"I wasn't wearing a helmet. I went flying over the handlebars and bounced on the road. BAM! BAM! BAM!" Again he illustrated with fist to hand. "My side, my head, my shoulders, my back: I thought, 'This is it! I'm dead!' Finally I stopped. I checked everything. Man, not even a broken bone! I walked away. I should have died, and I WALKED AWAY!"

What he was describing was serious, but he told the story with such enthusiasm and drama that we were laughing with delight. Ram Lila didn't seem to mind.

"I'm so glad you didn't die, Ram Lila!" said Swamiji, and patted him lovingly on the head.

Now that he'd told his story, Ram Lila noticed for the first time that Swamiji was injured.

"What happened to you?" he asked. Perhaps Swamiji did need a bodyguard after all!

Swamiji didn't answer. "You tell him," he said to me.

"He fell off his moped," I explained. "The exhaust pipe landed on his leg and burned him."

Ram Lila was so shocked he could barely speak. He stammered out a question: "W-w-when did it happen?" I told him the day and the time of the accident.

"O my God! O my God! O my God!" he cried. "That was just before that truck slammed into me. You did it! You saved my life! I couldn't figure out why I didn’t die. Now I know." He knelt before Swamiji and began to sob.

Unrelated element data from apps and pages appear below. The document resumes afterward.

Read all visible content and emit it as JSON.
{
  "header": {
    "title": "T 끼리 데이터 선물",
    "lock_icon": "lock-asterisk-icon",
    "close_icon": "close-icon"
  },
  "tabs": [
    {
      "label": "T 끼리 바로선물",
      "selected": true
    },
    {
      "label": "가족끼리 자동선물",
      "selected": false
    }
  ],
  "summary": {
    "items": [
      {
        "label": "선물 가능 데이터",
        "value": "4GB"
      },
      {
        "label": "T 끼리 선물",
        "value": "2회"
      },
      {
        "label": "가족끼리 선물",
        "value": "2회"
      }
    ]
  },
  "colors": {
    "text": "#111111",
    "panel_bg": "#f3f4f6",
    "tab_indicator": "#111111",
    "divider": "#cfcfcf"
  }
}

After the accident, Swamiji never touched his moped again. A few weeks later he gave it away.

No comments:

Post a Comment